* WHAT THE EXERCISE ASKS: Find and return every line of the data that contains the word "content".
━━ PROVIDED RECORDS ━━
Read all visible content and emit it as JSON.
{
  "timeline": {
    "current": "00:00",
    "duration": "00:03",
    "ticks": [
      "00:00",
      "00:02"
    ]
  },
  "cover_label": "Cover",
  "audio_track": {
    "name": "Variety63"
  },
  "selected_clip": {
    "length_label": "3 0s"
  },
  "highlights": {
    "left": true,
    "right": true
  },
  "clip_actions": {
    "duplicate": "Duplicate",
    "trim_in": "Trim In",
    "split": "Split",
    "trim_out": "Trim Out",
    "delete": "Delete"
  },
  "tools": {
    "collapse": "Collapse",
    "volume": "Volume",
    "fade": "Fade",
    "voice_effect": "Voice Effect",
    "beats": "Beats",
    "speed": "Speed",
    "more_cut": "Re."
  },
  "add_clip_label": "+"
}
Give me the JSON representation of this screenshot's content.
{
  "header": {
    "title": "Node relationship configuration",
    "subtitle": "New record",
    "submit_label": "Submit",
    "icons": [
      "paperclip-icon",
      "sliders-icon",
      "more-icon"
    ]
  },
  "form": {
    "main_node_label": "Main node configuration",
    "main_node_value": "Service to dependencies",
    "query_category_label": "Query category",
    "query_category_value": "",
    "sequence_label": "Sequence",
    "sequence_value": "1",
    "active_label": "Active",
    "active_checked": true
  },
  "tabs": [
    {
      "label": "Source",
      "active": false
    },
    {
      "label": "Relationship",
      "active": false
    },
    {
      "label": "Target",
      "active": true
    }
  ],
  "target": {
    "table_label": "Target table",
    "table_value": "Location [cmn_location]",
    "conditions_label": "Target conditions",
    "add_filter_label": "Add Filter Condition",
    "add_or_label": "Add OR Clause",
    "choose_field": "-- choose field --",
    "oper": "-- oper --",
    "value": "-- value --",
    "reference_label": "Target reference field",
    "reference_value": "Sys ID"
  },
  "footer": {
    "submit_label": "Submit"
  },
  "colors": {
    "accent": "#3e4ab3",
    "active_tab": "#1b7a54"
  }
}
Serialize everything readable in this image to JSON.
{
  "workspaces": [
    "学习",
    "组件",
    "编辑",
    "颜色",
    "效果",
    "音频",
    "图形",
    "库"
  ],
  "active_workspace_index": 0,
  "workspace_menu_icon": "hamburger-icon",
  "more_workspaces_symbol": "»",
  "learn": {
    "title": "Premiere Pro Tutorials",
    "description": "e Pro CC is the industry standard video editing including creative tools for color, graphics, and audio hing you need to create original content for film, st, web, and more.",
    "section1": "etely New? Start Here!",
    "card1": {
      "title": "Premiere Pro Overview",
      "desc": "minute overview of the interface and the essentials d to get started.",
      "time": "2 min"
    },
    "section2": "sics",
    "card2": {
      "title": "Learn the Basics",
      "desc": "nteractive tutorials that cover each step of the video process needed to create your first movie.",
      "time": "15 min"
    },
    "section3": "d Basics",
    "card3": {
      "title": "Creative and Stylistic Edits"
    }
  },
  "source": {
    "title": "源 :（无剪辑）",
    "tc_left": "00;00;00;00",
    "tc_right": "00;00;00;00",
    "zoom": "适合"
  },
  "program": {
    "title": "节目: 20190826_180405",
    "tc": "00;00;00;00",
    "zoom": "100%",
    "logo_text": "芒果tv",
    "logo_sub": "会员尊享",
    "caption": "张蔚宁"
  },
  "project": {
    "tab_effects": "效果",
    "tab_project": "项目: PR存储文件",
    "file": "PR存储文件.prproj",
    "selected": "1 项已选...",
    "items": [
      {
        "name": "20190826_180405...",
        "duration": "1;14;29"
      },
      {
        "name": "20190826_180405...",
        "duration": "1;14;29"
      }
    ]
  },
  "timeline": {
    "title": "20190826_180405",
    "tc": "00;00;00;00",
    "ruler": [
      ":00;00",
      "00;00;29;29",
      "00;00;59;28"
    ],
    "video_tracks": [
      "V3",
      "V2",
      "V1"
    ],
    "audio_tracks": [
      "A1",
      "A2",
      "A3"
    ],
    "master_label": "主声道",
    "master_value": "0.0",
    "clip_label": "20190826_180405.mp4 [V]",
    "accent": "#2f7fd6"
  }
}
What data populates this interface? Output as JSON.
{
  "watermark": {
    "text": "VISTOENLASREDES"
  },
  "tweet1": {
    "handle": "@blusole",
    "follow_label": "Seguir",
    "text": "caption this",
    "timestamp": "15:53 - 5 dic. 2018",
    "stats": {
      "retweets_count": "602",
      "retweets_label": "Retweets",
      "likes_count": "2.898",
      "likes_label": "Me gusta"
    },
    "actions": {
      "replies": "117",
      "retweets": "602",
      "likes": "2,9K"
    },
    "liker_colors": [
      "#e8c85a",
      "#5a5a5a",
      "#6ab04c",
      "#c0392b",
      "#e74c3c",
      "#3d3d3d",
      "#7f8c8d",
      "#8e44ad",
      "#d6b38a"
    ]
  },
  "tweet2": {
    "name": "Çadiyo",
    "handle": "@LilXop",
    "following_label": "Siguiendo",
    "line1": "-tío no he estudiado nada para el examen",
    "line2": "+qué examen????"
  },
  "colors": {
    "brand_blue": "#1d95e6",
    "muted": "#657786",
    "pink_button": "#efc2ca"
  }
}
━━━
* SOLUTION FOR THIS TASK:
Read all visible content and emit it as JSON.
Give me the JSON representation of this screenshot's content.
    "description": "e Pro CC is the industry standard video editing including creative tools for color, graphics, and audio hing you need to create original content for film, st, web, and more.",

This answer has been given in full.